───── SUPPLIED MATERIAL ─────
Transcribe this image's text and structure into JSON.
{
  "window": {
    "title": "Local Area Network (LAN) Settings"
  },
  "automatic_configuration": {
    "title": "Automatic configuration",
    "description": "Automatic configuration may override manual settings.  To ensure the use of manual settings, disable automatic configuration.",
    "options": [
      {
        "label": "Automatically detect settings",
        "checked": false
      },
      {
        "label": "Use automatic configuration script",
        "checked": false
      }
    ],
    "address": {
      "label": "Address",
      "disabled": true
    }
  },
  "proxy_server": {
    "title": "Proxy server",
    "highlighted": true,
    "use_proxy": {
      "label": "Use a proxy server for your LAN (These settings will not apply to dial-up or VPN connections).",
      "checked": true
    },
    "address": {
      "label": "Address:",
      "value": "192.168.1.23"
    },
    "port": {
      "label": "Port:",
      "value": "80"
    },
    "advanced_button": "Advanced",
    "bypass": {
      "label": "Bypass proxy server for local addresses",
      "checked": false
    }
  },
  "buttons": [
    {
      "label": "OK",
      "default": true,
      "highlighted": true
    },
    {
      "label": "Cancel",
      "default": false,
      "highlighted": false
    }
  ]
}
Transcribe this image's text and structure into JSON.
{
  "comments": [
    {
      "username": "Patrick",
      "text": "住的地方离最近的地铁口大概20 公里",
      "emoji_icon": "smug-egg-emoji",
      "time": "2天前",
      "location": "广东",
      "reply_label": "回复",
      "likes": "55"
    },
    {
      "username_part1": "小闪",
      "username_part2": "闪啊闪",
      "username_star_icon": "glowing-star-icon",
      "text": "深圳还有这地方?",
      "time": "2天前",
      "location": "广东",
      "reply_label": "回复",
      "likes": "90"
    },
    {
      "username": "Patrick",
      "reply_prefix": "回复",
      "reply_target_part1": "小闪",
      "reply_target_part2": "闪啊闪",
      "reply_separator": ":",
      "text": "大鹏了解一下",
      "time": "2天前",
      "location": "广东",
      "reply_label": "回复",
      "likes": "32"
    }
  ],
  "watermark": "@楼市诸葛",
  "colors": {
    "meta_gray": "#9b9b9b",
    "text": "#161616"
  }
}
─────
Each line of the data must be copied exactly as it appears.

RESPONSE TO THE EXERCISE:
Transcribe this image's text and structure into JSON.
{
  "window": {
    "title": "Local Area Network (LAN) Settings"
  },
  "automatic_configuration": {
    "title": "Automatic configuration",
    "description": "Automatic configuration may override manual settings.  To ensure the use of manual settings, disable automatic configuration.",
    "options": [
      {
        "label": "Automatically detect settings",
        "checked": false
      },
      {
        "label": "Use automatic configuration script",
        "checked": false
      }
    ],
    "address": {
      "label": "Address",
      "disabled": true
    }
  },
  "proxy_server": {
    "title": "Proxy server",
    "highlighted": true,
    "use_proxy": {
      "label": "Use a proxy server for your LAN (These settings will not apply to dial-up or VPN connections).",
      "checked": true
    },
    "address": {
      "label": "Address:",
      "value": "192.168.1.23"
    },
    "port": {
      "label": "Port:",
      "value": "80"
    },
    "advanced_button": "Advanced",
    "bypass": {
      "label": "Bypass proxy server for local addresses",
      "checked": false
    }
  },
  "buttons": [
    {
      "label": "OK",
      "default": true,
      "highlighted": true
    },
    {
      "label": "Cancel",
      "default": false,
      "highlighted": false
    }
  ]
}
Transcribe this image's text and structure into JSON.
{
  "comments": [
    {
      "username": "Patrick",
      "text": "住的地方离最近的地铁口大概20 公里",
      "emoji_icon": "smug-egg-emoji",
      "time": "2天前",
      "location": "广东",
      "reply_label": "回复",
      "likes": "55"
    },
    {
      "username_part1": "小闪",
      "username_part2": "闪啊闪",
      "username_star_icon": "glowing-star-icon",
      "text": "深圳还有这地方?",
      "time": "2天前",
      "location": "广东",
      "reply_label": "回复",
      "likes": "90"
    },
    {
      "username": "Patrick",
      "reply_prefix": "回复",
      "reply_target_part1": "小闪",
      "reply_target_part2": "闪啊闪",
      "reply_separator": ":",
      "text": "大鹏了解一下",
      "time": "2天前",
      "location": "广东",
      "reply_label": "回复",
      "likes": "32"
    }
  ],
  "watermark": "@楼市诸葛",
  "colors": {
    "meta_gray": "#9b9b9b",
    "text": "#161616"
  }
}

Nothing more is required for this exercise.